Andrew Heath, CEO, WeThrive
According to a recent survey by consulting firm PWC, 93% of UK CEOs prioritised their employees’ health and safety above everything else during the pandemic. It found that nine in 10 UK bosses provided wellbeing support and initiatives, compared with 61% globally. This paints a very positive picture of caring senior executives checking in with their employees, but just how realistic is it? Just because a CEO claims to value employee wellbeing above everything else (just like they say “our employees are our greatest assets”), that doesn’t mean that workers’ experience reflects this on a day-to-day basis.
Organisations have a legal duty to not only protect employees from physical harm at work, but from undue stress “hazards” that could lead the employee to suffer burn-out or long-term mental health issues. But they also know that trumpeting their wellbeing credentials can make them an attractive employer; after a year in which everyone’s mental health has come under strain, knowing an organisation will offer support in times of mental stress is reassuring. That’s not to say support isn’t in place: many offer employee assistance programmes, have mental health first aid training, or even virtual GP services. Yet a poll by Mental Health First Aid England recently found that a quarter of employees said their workplace had not checked in on their mental health since the pandemic hit more than a year ago and only 32% felt wellbeing provision in their organisation had improved.

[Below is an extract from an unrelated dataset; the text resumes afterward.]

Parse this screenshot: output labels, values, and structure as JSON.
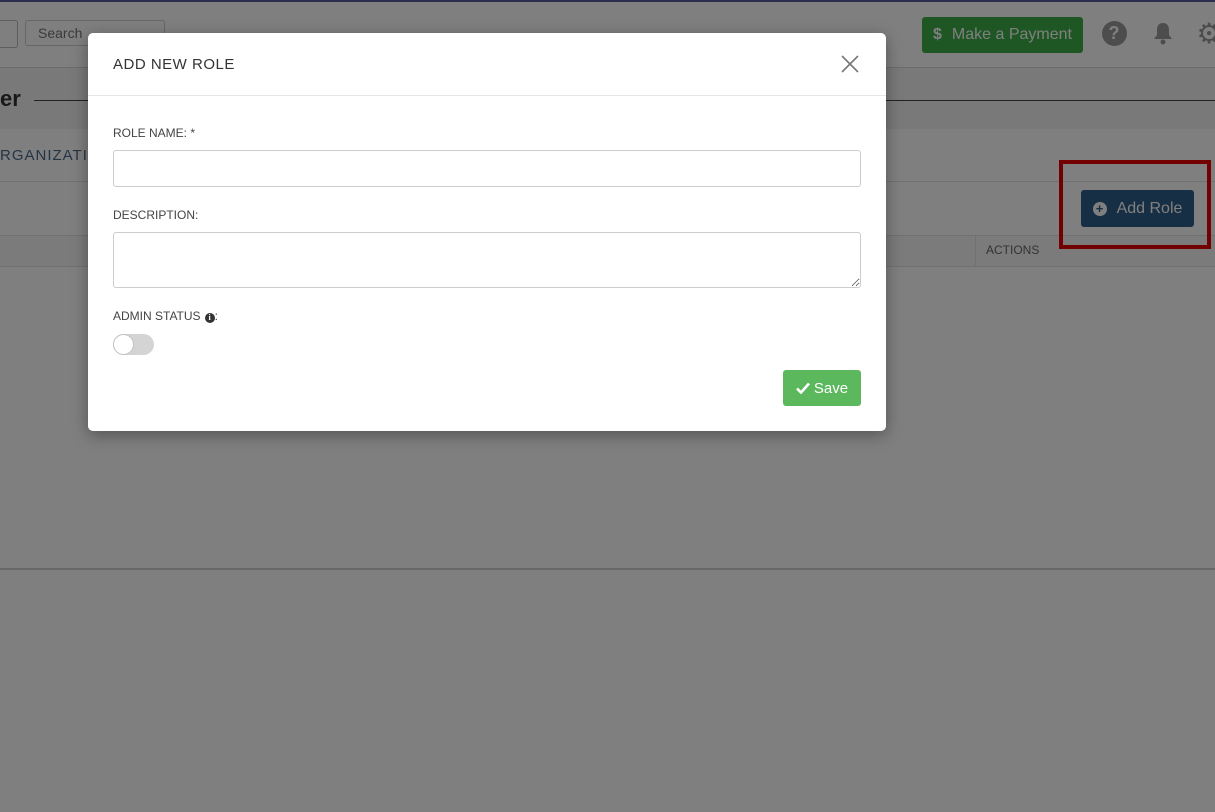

Wellbeing is a people strategy in the same way as recruitment, talent management or promotion. Developing those strategies would involve gathering data to support your decisions – so if you decided to change the graduate recruitment programme, you’d look at intake numbers, who was dropping out and feedback on your assessments. Wellbeing should be no different, so why do many organisations invest in tools such as EAPs without asking employees what it is they actually need? If your culture is already toxic and employees feel uncomfortable speaking up, a confidential advice line isn’t going to help. In fact, you’re more likely to receive negative feedback than insight into the psychological workings of your best people.
One of the issues here is that executives tend to have a layer of insulation around them that stops them seeing where problems might arise. While they may have given us a small window into their home lives over Zoom calls and town halls at the start of the pandemic, how much do they know about the experience of a junior sales executive having to share a kitchen table with a flatmate or the challenges face by one of their front line workers to get to work every day? Asking questions about employees’ experiences and circumstances can feel scary as it can be daunting to hear the answer, but the more you know, the more you can offer help that really works.

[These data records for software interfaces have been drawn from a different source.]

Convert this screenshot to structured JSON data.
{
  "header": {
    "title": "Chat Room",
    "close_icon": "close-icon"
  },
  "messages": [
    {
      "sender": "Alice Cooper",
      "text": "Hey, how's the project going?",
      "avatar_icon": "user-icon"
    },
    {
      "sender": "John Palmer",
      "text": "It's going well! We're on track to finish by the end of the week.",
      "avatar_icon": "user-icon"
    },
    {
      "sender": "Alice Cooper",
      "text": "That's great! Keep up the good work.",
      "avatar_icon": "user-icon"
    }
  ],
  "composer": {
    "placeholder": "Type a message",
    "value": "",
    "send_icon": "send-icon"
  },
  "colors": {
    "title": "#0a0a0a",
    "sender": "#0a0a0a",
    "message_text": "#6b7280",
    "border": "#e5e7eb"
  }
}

We recently worked with the Financial Services Compensation Scheme where, eight years ago, only 43% of employees felt the culture was positive. Using non-anonymous surveys we asked what staff wanted from the company culture and about their individual employee experiences of the organisation. During the pandemic, some staff reported heightened anxieties and FSCS was able to allocate weekly catch-up sessions with in-house mental health first aiders. Specific information around travel anxieties has fed into how the organisation is communicating its return to work plans, as well as changes to office spaces and layouts to ease the transition. Today, 87% of staff feel positive about the culture they work in because they feel listened to and that their concerns will be acted upon. Furthermore, 91% of employees also believe the FSCS is a caring and inclusive employer.
The risks of getting it wrong are great. Data from the Office for National Statistics found that homeworkers did nearly twice as much unpaid overtime per week in 2020 as they did before the pandemic. Occupational health experts predict a huge rise in musculoskeletal conditions due to often unsuitable office chairs and desks as people “made do” with the equipment they had at home. It’s not out of the question that we could see litigation cases emerge where employees felt their employer did not do enough to protect them from damage to their physical or mental health during this period. Yet at the same time, data from XpertHR has found that sickness absence reporting rates are at their lowest level in 15 years, suggesting employees may not be reporting illness because they are concerned about their jobs.
Empowering managers to create a culture where they can ask the right questions of employees can mitigate that risk. An anonymous, catch-all employee survey might not give you the insight you need, however. A survey of our customers found that surveys get a 10% increase in participation when they are not anonymous, when individuals know that their feedback will be acted on. Offering managers targeted suggestions for support based on that feedback helps them engage with an employee on an individual level, who in turn feels valued by their employer. The data insights that emerge can help build a wellbeing response that truly reflects your organisations’ needs – perhaps one department needs targeted triage in a particular area, while another has benefitted from something simple such as increased one-to-one meetings. This goes beyond compliance and supports them to perform at their best – and if they’re not feeling their best, they feel more comfortable to share.